Both Alpha and Omega pull at the structure of the world. The location of the person whose future is inevitable, whether it be Los Angeles, or Beijing China, or Sydney Australia, is naturally a defining factor for the course of the future. Also the momentum of events, especially the more recent flow of time, a person’s immediate past or history, influences the types of travel and times of travel. The personality, identity, health, wealth, and fortunes of each person we might imagine in the Paris scenario add all types of complex variables to what is uniquely possible and impossible, probable and improbable, for each person in each tapestry of time. A person may have a fear of flying that makes other modes of travel much more probable. They might be more likely to drive to the East coast and then boat across the Pacific, than fly in a plane.
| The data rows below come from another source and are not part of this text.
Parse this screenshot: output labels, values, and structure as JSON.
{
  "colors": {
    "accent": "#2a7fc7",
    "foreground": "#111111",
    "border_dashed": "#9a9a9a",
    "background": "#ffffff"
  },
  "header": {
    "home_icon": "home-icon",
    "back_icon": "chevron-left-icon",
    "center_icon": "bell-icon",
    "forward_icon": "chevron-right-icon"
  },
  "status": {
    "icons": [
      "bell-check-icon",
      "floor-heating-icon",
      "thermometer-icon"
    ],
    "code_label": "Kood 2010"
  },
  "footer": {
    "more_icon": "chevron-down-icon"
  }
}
In the same way that the Eiffel tower moment requires specific events to occur weeks before a person could ever arrive at the tower, the specifics of the past dictate what is possible and probable also. The deep and recent past, and the near and distant future, come together in a sort of collision to define the present. What we know as the forces of nature are part of the guidance system. Forces pull us backward toward the past, while greater forces pull us into the future, and the collision between past and future can be seen as creating all the refined motions of atoms, rhythmic motions of the planets, the falling rain, and waves crashing on an ocean shore.
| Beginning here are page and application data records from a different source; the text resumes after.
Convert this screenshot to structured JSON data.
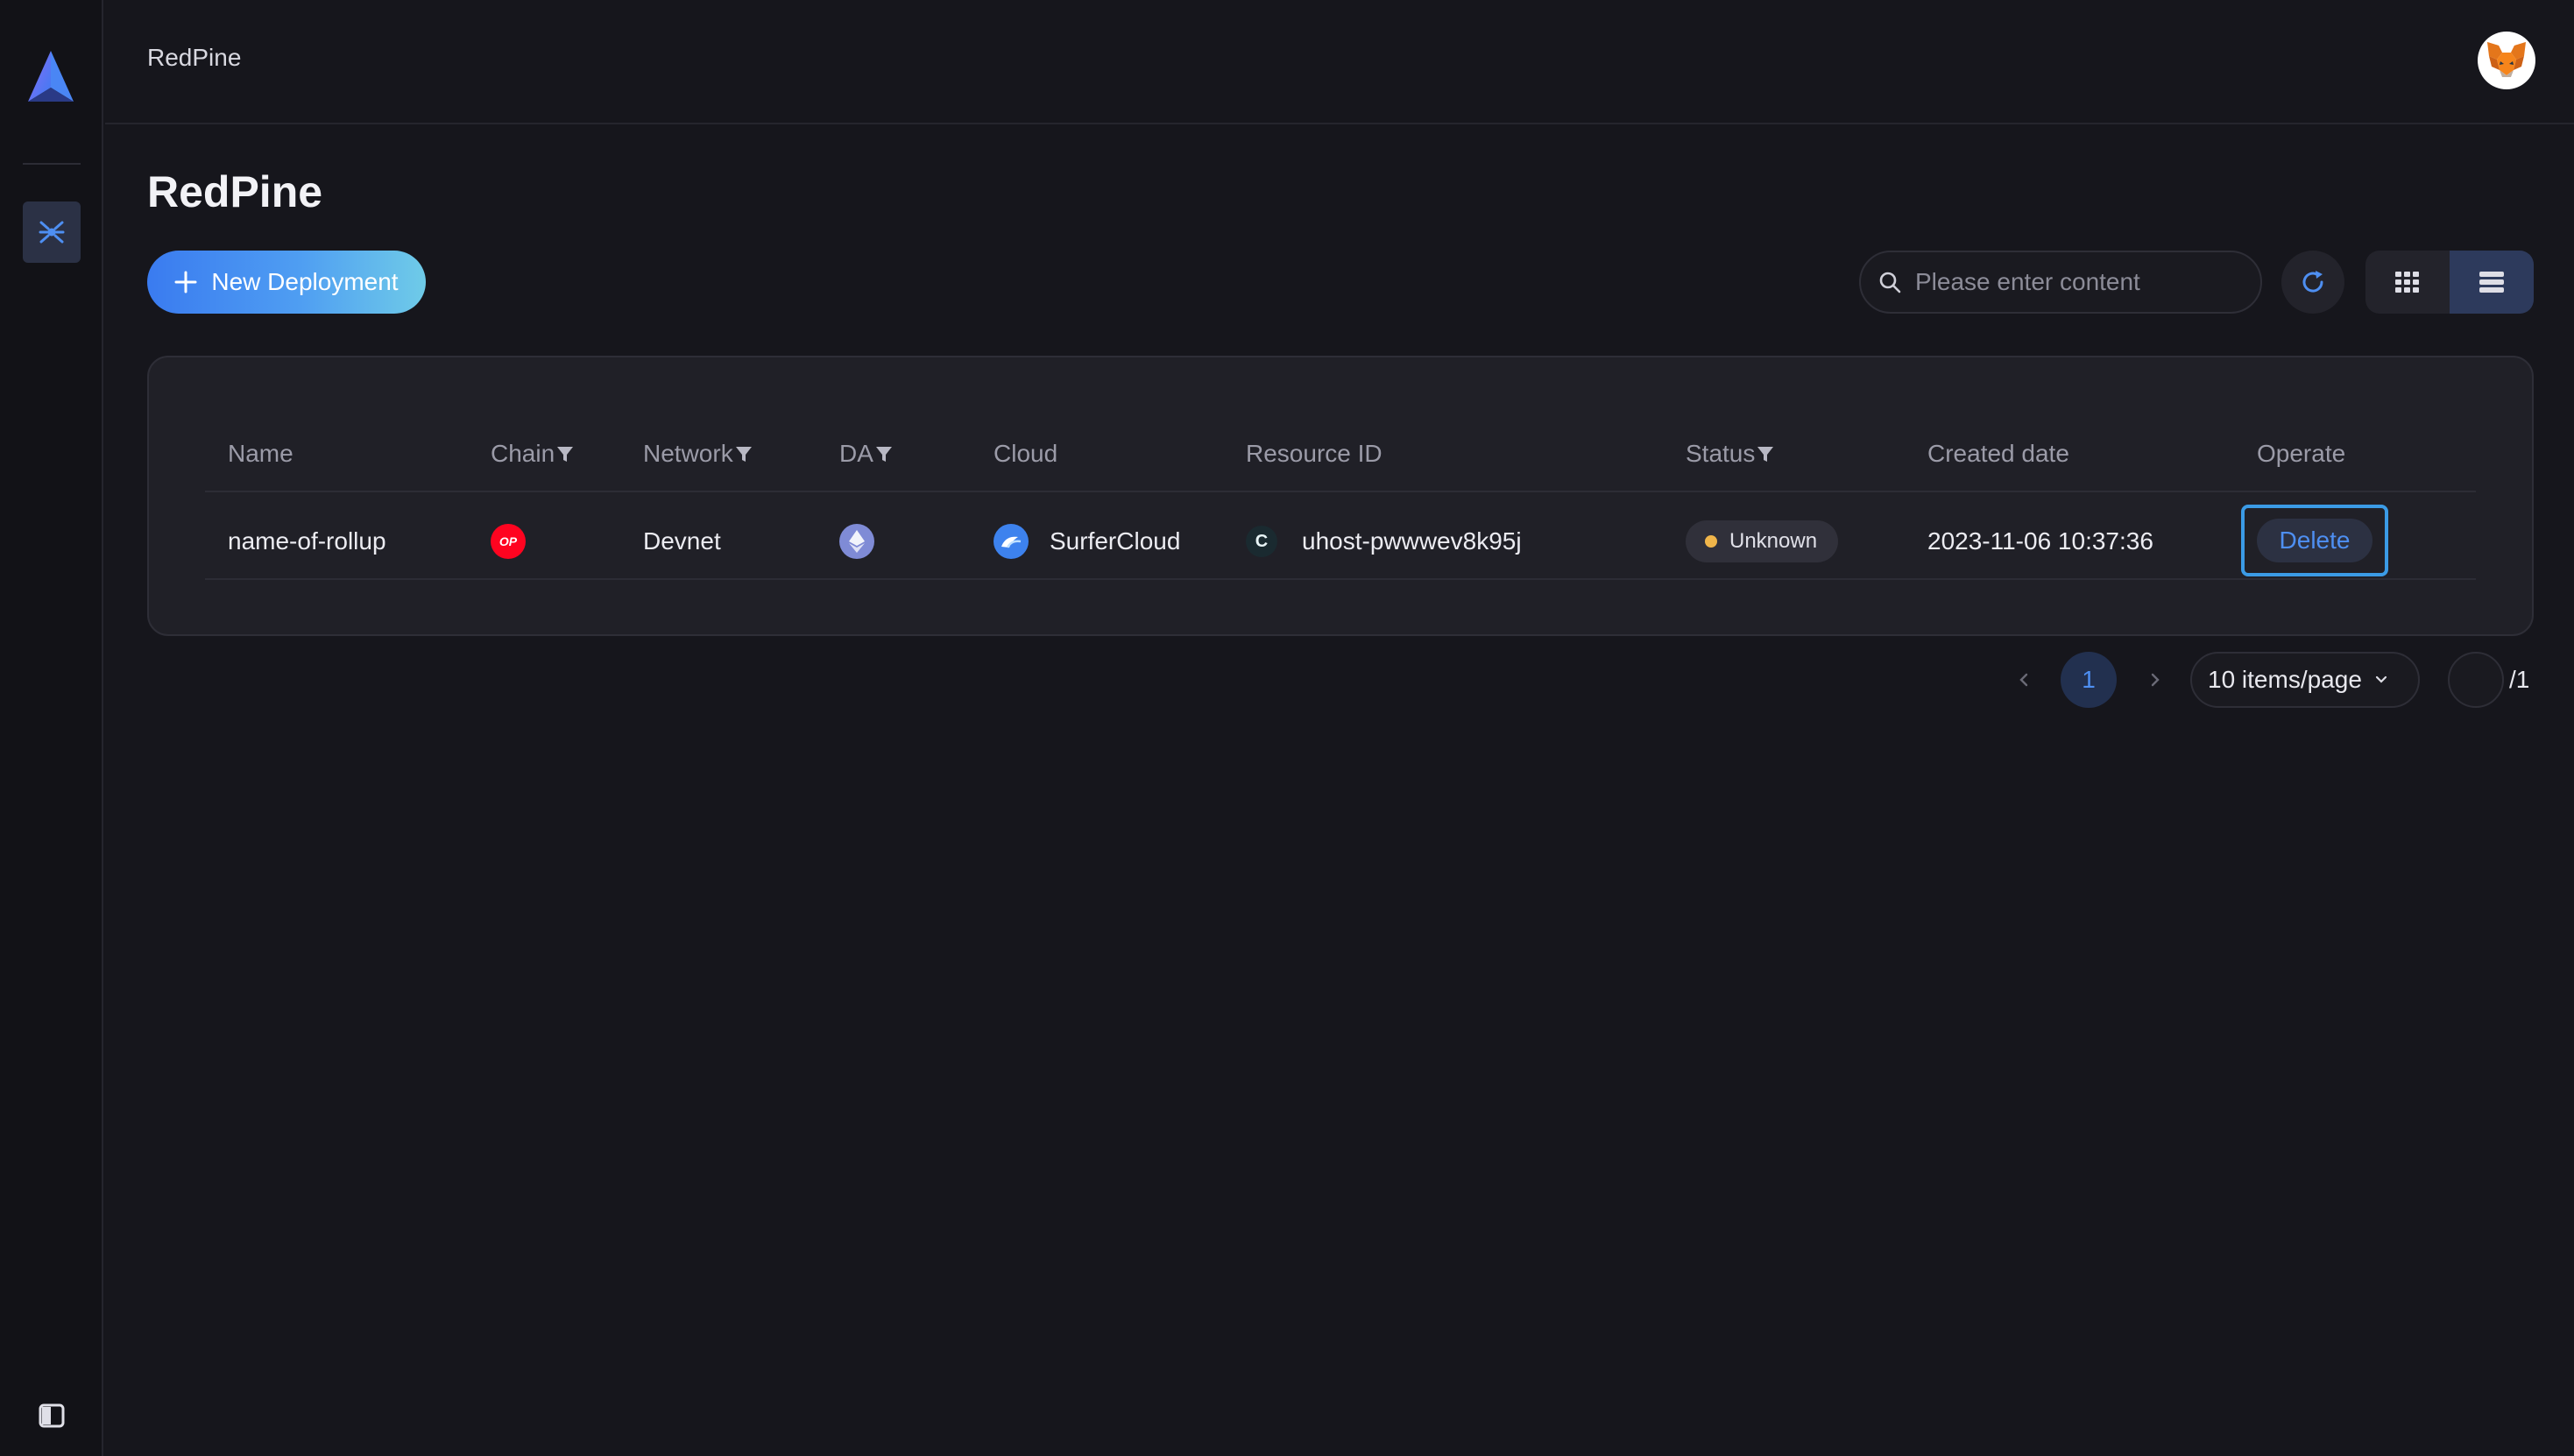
{
  "app": {
    "name": "RedPine"
  },
  "topbar": {
    "title": "RedPine"
  },
  "page": {
    "title": "RedPine"
  },
  "toolbar": {
    "new_button_label": "New Deployment",
    "search_placeholder": "Please enter content",
    "view_mode": "list"
  },
  "table": {
    "columns": [
      {
        "label": "Name",
        "filter": false
      },
      {
        "label": "Chain",
        "filter": true
      },
      {
        "label": "Network",
        "filter": true
      },
      {
        "label": "DA",
        "filter": true
      },
      {
        "label": "Cloud",
        "filter": false
      },
      {
        "label": "Resource ID",
        "filter": false
      },
      {
        "label": "Status",
        "filter": true
      },
      {
        "label": "Created date",
        "filter": false
      },
      {
        "label": "Operate",
        "filter": false
      }
    ],
    "rows": [
      {
        "name": "name-of-rollup",
        "chain_icon": "optimism-op-icon",
        "chain_icon_text": "OP",
        "network": "Devnet",
        "da_icon": "ethereum-icon",
        "cloud": "SurferCloud",
        "cloud_icon": "surfercloud-icon",
        "resource_icon_text": "C",
        "resource_id": "uhost-pwwwev8k95j",
        "status": "Unknown",
        "status_color": "#f0b54a",
        "created_date": "2023-11-06 10:37:36",
        "operate_label": "Delete"
      }
    ]
  },
  "pagination": {
    "current_page": "1",
    "page_size_label": "10 items/page",
    "total_label": "/1"
  },
  "colors": {
    "accent": "#4e8ff2",
    "background": "#16161c",
    "card": "#202027",
    "highlight_border": "#3b9be6"
  }
}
There is one popular physicist who has for many years recognized the influence of the future within the physics of quantum mechanics. Not too surprising perhaps, there is already a well known interpretation of quantum mechanics, called the Transactional Interpretation developed by John Cramer, which recognizes the influence of the future. Cramer, a long time Professor of Physics at the University of Washington, columnist for Analog magazine, as well as science fiction author, is famous for developing one of the more interesting interpretations of quantum mechanics. Originally based upon what is called absorber theory originated by John Wheeler and Richard Feynman, and the time symmetric Lorentz-Dirac electrodynamics, John Cramer’s Transactional model describes all quantum events as a “handshake” executed through an exchange between past (retarded waves) information and future (advanced waves) information, which causes both probabilities to collapse into the present. Cramer himself explains, “The absorber theory description, unconventional though it is, leads to exactly the same observations as conventional electrodynamics. But it differs in that there has been a two-way exchange, a “handshake” across space-time which led to the transfer of energy from emitter to absorber.”
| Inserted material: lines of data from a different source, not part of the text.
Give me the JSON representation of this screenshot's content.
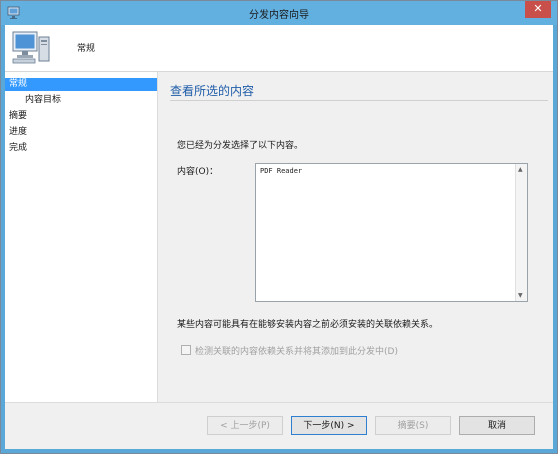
{
  "window": {
    "title": "分发内容向导",
    "close_glyph": "✕"
  },
  "header": {
    "title": "常规"
  },
  "nav": {
    "items": [
      {
        "label": "常规",
        "active": true,
        "sub": false
      },
      {
        "label": "内容目标",
        "active": false,
        "sub": true
      },
      {
        "label": "摘要",
        "active": false,
        "sub": false
      },
      {
        "label": "进度",
        "active": false,
        "sub": false
      },
      {
        "label": "完成",
        "active": false,
        "sub": false
      }
    ]
  },
  "main": {
    "heading": "查看所选的内容",
    "intro": "您已经为分发选择了以下内容。",
    "content_label": "内容(O)：",
    "content_items": [
      "PDF Reader"
    ],
    "note": "某些内容可能具有在能够安装内容之前必须安装的关联依赖关系。",
    "checkbox_label": "检测关联的内容依赖关系并将其添加到此分发中(D)",
    "checkbox_checked": false
  },
  "footer": {
    "prev": "< 上一步(P)",
    "next": "下一步(N) >",
    "summary": "摘要(S)",
    "cancel": "取消"
  },
  "colors": {
    "titlebar": "#62b0e0",
    "selection": "#3399ff",
    "heading": "#1e5ca8",
    "close": "#c9504a"
  }
}
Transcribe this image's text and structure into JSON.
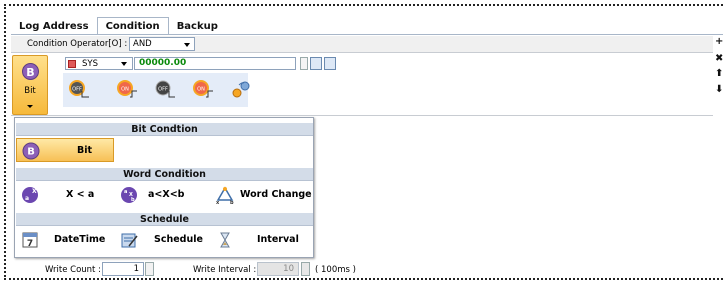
{
  "tabs": [
    {
      "label": "Log Address",
      "active": false
    },
    {
      "label": "Condition",
      "active": true
    },
    {
      "label": "Backup",
      "active": false
    }
  ],
  "operator": {
    "label": "Condition Operator[O] :",
    "value": "AND"
  },
  "trigger_button": {
    "label": "Bit",
    "icon": "bit-circle-icon"
  },
  "device": {
    "type": "SYS",
    "address": "00000.00"
  },
  "condition_icons": [
    "off-falling-icon",
    "on-rising-icon",
    "off-level-icon",
    "on-level-icon",
    "change-icon"
  ],
  "side_tools": [
    "add-icon",
    "delete-icon",
    "move-up-icon",
    "move-down-icon"
  ],
  "popup": {
    "sections": [
      {
        "title": "Bit Condtion",
        "items": [
          {
            "label": "Bit",
            "icon": "bit-circle-icon",
            "selected": true
          }
        ]
      },
      {
        "title": "Word Condition",
        "items": [
          {
            "label": "X < a",
            "icon": "x-less-a-icon"
          },
          {
            "label": "a<X<b",
            "icon": "range-icon"
          },
          {
            "label": "Word Change",
            "icon": "word-change-icon"
          }
        ]
      },
      {
        "title": "Schedule",
        "items": [
          {
            "label": "DateTime",
            "icon": "calendar-icon"
          },
          {
            "label": "Schedule",
            "icon": "schedule-icon"
          },
          {
            "label": "Interval",
            "icon": "hourglass-icon"
          }
        ]
      }
    ],
    "grip": "...."
  },
  "write_count": {
    "label": "Write Count :",
    "value": "1"
  },
  "write_interval": {
    "label": "Write Interval :",
    "value": "10",
    "unit": "( 100ms )"
  },
  "colors": {
    "accent": "#f6b93b",
    "header": "#d3dce8",
    "address_green": "#0a8a0a"
  }
}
Time does not simply roll into the future. From our perspective in the present, we recognize cause and effect in the larger motions of things but to everyone’s amazement there is no such motion in the small world of particles. Instead there is a mesh of probabilities where possible pasts and futures meet which scientists correctly call non-local because those probabilities are produced literally from the whole of what is possible. As Cramer explains, “The transaction is explicitly non-local because the future is, in a limited way, affecting the past.” Cramer writes: “When we stand in the dark and look at a star a hundred light years away, not only have the retarded light waves from the star been traveling for a hundred years to reach our eyes, but the advanced waves generated by absorption processes within our eyes have reached a hundred years into the past, completing the transaction that permitted the star to shine in our direction.”
There is great power behind a model of understanding which recognizes the influence of the future. The river having a specific ending explains why, what scientists call the wave function of the universe, is so specific. If what is possible is thought of as coming from the past only, there is no reasonable explanation for the control of probabilities, such as the wave density of atomic particles. A river only from the past would be flowing outward into chaos. But if time is like a river that flows in between two lakes, from Lake Alpha to Lake Omega, then the universe has a natural guidance system. The universe has a goal.